Normally, I wouldn’t take the time to defend Neoclassical Economics. It’s a generally silly way of looking at economic behavior; however, WHY it is silly is actually rather important. For this reason, it’s sometimes necessary to point your intellectual guns at the people attempting to broadside it from the wrong direction. I’m a fan of saving what is worth saving, as it were.
Which brings me to this article I found on Naked Capitalism (a great site, btw).
The initial thrust of the essay is to attack the notion of “rational actors” by pointing out the obvious: people act irrationally! Mr. Pilkington offers up a few simple examples of this, provides one possible counter-argument from neoclassicals, and then neatly skewers it. Interestingly, “acting rationally” remains completely undefined…it seems to be taken to mean acting in such a way as to perfectly maximise utility, which would indeed be an absurd property to assert is held by beings who are also asserted to be lacking tremendous amounts of information.
However, that is not what is meant by serious economists talking about a rational actor. Mr. Pilkington quotes an economist on this, and then proceeds to more-or-less completely misunderstand the what the quote is saying:
The hypothesis of rational expectations means that economic agents forecast in such a way as to minimize forecast errors, subject to the information and decision—making constraints that confront them. It does not mean they make no forecast errors; it simply means that such errors have no serial correlation, no systematic component.
Pilkington claims this asserts people have perfect knowledge, and that any time they make a mistake it’s an anomaly. That isn’t at all what is being asserted. What’s being said is that people make decisions in order to maximise their robustness against Knightian Uncertainty. People confront uncertainty which is immeasurable and unknowable, given their current information constraints, so they try and make it so their actions are as little affected by the unknown as possible. Since people are making these decisions against a backdrop of absolutely unquantifiable risk, their responses will have a random component to them (guesswork) that will be necessarily inconsistent among actors. That, in turn, implies there can exist no consistent error to their guesses…unless that error grew out of some background system of responding to unknown factors of a certain kind.
In which case, I would assert there is a reason people act that way, and they are thus being rational. And I can make that assertion because rationality does not imply making perfect decisions, but rather making acting in a way which is consistent with a set of rules. We may call an action irrational because it feels to obtain an externally defined goal, but if that decision comes as the result of a set of rules, then the decision was arrived at rationally.
Since in general I think it’s safe to say people make decisions based on rules (known or unknown), they are acting rationally and are therefore rational actors. They fail to perfectly maximise utility due to their lack of omniscience, but the limits of local knowledge have long been a point of interest in sociology, psychology, and economics.
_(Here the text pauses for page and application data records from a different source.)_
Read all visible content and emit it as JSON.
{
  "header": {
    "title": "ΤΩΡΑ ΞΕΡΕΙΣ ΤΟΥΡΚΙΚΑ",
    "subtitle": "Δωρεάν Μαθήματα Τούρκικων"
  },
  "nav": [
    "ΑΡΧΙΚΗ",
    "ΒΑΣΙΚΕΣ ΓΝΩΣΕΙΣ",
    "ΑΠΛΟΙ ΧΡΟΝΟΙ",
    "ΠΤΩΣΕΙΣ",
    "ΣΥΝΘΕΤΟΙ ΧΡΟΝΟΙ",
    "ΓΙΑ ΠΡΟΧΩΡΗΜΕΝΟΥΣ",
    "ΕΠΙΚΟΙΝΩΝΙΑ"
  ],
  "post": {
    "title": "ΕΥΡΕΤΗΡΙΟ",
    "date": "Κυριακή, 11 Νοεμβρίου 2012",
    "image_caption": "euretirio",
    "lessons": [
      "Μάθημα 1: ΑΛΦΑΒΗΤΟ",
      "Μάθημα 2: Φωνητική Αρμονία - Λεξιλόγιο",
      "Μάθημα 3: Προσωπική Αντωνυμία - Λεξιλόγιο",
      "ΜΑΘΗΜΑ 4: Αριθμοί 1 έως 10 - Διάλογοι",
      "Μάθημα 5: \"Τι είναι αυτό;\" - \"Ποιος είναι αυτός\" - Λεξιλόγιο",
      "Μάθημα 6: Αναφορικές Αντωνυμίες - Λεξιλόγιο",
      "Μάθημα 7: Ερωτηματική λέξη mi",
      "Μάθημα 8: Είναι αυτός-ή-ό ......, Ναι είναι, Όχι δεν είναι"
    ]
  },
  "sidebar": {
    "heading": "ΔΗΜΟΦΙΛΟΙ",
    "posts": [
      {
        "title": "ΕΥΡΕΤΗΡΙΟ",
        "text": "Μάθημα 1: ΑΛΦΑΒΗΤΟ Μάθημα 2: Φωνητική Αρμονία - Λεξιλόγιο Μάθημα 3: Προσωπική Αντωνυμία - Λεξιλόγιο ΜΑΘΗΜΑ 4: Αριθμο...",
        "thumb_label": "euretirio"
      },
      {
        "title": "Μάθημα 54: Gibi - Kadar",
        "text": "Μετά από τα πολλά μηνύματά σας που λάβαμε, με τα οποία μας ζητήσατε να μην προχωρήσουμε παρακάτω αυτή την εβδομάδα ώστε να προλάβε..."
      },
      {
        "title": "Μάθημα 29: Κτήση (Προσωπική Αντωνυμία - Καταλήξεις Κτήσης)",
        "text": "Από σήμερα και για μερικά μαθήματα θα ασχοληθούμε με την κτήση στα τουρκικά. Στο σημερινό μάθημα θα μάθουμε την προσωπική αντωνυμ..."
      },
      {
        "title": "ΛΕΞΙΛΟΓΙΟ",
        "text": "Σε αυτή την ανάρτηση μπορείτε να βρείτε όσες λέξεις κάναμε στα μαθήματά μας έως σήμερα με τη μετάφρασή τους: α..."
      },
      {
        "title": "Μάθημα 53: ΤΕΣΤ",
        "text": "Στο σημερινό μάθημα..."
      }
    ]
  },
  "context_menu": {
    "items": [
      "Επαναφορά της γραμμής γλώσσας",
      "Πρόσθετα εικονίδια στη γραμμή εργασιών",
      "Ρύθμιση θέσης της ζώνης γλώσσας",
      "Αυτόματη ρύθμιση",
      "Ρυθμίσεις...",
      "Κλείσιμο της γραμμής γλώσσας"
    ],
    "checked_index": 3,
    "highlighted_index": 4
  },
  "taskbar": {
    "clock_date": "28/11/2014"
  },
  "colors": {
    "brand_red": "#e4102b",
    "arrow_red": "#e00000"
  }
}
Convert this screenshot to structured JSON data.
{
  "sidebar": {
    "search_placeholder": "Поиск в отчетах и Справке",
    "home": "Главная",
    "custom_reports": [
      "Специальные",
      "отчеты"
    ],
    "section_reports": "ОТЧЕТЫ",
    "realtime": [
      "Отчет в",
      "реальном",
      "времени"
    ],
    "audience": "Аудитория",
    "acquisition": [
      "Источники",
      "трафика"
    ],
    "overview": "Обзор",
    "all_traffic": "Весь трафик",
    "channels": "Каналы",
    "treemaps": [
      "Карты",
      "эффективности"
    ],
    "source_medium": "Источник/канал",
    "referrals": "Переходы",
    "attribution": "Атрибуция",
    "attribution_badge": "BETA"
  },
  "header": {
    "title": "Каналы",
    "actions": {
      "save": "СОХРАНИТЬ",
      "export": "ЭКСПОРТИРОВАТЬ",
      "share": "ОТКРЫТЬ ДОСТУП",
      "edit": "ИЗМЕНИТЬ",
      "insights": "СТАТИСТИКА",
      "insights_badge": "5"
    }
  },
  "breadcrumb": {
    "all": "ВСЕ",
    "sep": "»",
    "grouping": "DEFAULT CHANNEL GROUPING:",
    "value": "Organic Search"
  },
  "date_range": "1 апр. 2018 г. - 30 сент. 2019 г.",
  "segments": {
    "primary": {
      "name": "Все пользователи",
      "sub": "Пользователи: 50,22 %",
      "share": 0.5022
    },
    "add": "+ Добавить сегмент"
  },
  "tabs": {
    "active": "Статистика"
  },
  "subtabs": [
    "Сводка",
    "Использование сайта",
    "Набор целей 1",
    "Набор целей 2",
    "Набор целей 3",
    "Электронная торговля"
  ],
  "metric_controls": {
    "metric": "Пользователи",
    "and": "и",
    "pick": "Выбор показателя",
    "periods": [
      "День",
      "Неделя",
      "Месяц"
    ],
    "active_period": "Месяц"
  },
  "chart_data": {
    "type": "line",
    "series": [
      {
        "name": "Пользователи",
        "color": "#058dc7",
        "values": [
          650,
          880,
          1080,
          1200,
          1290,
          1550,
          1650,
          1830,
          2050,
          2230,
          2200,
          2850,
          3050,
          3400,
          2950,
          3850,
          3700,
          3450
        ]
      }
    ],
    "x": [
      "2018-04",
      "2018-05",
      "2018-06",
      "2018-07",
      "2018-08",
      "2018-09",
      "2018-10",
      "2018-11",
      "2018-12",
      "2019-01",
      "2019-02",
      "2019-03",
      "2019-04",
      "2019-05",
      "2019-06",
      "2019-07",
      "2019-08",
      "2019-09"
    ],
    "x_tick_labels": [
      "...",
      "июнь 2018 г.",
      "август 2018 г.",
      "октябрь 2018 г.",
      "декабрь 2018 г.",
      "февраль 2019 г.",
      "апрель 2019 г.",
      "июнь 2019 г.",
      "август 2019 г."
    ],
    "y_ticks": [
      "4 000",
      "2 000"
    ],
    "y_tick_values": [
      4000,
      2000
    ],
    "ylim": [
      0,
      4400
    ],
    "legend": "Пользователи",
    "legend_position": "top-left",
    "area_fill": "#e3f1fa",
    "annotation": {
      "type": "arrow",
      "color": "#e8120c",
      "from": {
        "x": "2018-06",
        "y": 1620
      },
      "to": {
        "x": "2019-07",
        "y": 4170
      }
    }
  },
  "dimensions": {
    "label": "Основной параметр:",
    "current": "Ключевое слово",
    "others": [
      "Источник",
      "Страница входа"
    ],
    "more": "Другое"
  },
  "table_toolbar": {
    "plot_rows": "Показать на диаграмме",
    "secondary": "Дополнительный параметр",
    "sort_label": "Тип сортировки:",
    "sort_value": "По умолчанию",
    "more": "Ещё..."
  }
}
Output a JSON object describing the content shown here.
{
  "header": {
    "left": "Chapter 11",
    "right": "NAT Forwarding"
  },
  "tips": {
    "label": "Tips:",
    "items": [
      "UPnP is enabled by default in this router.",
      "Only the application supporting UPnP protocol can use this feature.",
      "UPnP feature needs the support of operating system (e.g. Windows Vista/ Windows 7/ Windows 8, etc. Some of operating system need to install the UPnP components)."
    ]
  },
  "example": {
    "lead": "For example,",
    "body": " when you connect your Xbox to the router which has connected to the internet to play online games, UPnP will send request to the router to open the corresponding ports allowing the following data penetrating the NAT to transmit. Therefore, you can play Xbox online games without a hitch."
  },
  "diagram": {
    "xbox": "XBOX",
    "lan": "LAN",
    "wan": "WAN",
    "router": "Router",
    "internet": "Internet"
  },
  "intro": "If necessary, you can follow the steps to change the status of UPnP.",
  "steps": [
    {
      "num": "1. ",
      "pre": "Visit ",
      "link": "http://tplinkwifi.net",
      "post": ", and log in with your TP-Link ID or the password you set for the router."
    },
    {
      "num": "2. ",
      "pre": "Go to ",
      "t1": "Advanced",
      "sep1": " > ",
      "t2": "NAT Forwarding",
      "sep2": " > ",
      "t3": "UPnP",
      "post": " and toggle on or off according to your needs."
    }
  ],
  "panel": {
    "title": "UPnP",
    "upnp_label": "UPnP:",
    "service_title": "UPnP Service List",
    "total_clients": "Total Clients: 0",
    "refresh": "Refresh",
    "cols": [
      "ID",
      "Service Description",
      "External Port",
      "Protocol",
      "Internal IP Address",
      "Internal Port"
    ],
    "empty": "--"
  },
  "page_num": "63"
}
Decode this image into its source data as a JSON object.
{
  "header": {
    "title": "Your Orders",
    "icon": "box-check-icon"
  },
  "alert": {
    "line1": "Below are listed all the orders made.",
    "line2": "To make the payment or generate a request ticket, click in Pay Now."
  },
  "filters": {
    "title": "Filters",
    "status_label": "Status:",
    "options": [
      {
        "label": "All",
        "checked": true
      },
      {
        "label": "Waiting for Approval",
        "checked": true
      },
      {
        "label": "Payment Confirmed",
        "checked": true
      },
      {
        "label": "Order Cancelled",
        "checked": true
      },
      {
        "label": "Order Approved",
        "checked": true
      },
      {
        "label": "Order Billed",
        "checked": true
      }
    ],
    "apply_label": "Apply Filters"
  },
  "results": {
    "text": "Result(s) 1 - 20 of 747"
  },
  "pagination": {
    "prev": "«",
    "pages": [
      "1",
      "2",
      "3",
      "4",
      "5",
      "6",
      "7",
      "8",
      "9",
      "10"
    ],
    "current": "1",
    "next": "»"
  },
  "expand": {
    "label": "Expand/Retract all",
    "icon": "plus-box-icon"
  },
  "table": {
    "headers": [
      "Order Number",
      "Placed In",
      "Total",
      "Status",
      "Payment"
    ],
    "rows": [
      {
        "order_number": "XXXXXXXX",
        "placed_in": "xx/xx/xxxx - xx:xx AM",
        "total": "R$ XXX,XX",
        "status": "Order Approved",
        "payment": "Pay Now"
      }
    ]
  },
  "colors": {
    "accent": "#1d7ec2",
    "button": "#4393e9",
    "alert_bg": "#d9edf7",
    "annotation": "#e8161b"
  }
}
No, the point where Neoclassical Economics falls down is when they assume that the aggregation of decisions of a mass of actors operating within information constraints cancels out the individual errors, and this is a failure to understand the scope of Knightian Uncertainty in decision making…effectively, Neoclassical Economists think that all risk is quantifiable, even if we haven’t done so yet. They lack any conception of a absolute uncertainty.
To continue on, Pilkington goes on to lambast the Efficient Markets Hypothesis, which I am happy to depict in the harshest light possible. Seriously, it is an idea whose scope is so laughably limited in application that its hard to conceive of taking seriously. The unfortunate problem is that EMH wasn’t really taken seriously; instead, it was used as a sort of idealized model that markets approximate, a notion rather like the relation of Newtonian Gravity to General Relativity. Assume markets come close to approximating a truly efficient market, open up a single variable to observation, and see how a particular market differs. It’s actually a pretty solid foundation for experimental economics, but for one problem.
Markets really don’t at all approximate an “Efficient Market”, due to the existence of Knightian Uncertainty.